In a statement, Stevenson said the newly combined company will allow both firms to grow more rapidly than they could have separately.
 
“Together, Applied Biosystems and Invitrogen will produce innovative new products that better meet the needs of our customers and expand opportunities for stockholders and employees,” he said.
 
The new company will have a sales and service team of about 3,000 worldwide. It will also hold more than 3,600 patents and licenses.
 
The deal is expected to be neutral to slightly accretive to Invitrogen’s earnings per share the first year and “significantly” accretive in year two. Cost savings are expected to reach approximately $125 million by year three, achieved through “enhanced sourcing and logistics efficiencies; site rationalization to achieve production scale; research and development optimization; and overhead synergies.”
 
Organic revenue growth for the company for the fiscal and calendar year is expected to be in the mid-single digits. Operating income is anticipated to reach $50 million annually from revenue synergies by year three of the merger.
 
Following completion of the deal, expected in the fall, the board of the combined company will be composed of nine current members of Invitrogen’s board and three members of Applera’s board. It was unclear what role Tony White, chairman and CEO of Applera, would have in the new company, if any.
 
Invitrogen will use cash on hand and proceeds from a fully underwritten debt financing from Bank of America, UBS Investment Bank, and Morgan Stanley to pay for the cash portion of the deal.
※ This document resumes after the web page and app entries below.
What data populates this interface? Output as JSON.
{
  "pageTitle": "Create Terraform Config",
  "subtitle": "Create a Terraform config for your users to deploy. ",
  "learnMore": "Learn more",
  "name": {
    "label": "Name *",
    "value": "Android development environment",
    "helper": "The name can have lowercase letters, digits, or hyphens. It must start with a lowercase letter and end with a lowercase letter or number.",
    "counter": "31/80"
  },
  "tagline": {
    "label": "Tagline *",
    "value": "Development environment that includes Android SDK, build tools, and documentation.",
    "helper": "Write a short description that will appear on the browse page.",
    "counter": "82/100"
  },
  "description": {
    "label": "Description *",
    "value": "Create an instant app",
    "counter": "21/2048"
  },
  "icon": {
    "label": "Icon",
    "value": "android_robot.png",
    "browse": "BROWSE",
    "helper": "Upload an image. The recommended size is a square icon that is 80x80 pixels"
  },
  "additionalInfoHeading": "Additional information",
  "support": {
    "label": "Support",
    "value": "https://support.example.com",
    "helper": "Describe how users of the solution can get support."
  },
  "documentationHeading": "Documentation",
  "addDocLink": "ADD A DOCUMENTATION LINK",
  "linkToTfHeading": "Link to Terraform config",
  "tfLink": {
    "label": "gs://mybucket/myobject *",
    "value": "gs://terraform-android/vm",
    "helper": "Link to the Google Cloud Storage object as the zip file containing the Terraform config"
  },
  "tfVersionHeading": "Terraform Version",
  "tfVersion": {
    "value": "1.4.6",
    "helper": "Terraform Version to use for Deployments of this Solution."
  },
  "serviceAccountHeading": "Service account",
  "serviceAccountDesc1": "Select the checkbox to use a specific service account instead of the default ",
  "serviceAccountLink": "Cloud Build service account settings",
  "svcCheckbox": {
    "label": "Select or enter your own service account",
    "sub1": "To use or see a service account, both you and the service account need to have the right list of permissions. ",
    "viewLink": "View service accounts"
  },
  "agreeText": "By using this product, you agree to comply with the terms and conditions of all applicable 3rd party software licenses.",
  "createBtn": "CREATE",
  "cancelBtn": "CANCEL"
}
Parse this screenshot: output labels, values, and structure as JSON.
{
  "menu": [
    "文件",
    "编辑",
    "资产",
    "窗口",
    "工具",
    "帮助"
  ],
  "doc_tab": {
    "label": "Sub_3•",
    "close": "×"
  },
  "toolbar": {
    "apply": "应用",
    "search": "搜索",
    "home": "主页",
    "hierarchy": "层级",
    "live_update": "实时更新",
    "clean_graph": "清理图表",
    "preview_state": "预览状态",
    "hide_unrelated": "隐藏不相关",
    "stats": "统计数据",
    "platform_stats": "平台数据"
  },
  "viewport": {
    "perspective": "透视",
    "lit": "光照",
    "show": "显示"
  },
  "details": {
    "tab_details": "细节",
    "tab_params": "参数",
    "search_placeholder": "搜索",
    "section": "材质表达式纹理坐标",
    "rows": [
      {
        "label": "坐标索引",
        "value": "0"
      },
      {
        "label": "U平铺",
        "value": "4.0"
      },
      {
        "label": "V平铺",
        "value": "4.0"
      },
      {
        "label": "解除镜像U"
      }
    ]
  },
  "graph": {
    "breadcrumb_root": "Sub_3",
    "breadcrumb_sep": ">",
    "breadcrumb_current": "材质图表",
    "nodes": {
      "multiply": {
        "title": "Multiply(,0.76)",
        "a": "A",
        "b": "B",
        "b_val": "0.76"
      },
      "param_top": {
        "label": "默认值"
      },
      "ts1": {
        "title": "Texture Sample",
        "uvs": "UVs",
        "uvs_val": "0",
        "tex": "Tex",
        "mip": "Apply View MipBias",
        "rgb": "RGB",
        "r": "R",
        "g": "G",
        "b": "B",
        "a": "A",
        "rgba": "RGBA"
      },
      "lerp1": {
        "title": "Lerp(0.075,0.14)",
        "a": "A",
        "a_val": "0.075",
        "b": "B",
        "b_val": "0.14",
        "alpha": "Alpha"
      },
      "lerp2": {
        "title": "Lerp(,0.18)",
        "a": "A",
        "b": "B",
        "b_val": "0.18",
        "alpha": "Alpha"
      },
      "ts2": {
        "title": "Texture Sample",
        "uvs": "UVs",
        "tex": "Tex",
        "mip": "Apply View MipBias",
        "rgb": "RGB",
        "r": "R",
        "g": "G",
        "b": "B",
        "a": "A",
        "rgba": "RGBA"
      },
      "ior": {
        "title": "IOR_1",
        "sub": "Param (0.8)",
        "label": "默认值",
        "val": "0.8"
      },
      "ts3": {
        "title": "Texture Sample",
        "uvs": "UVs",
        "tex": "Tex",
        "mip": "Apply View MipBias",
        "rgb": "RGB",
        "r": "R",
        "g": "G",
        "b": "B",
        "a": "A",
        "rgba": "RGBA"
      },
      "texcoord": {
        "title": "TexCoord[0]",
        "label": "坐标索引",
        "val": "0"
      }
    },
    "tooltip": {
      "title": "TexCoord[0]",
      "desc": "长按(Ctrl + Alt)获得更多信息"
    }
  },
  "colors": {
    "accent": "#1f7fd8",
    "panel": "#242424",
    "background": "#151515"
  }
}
The Scan

Missed Early Cases

A retrospective analysis of blood samples suggests early SARS-CoV-2 infections may have been missed in the US, the New York Times reports.

Limited Journal Editor Diversity

A survey finds low diversity among scientific and medical journal editors, according to The Scientist.

How Much of a Threat?

Science writes that need for a provision aimed at shoring up genomic data security within a new US bill is being questioned.

PNAS Papers on Historic Helicobacter Spread, Brain Development, C. difficile RNAs

In PNAS this week: Helicobacter genetic diversity gives insight into human migrations, gene expression patterns of brain development, and more.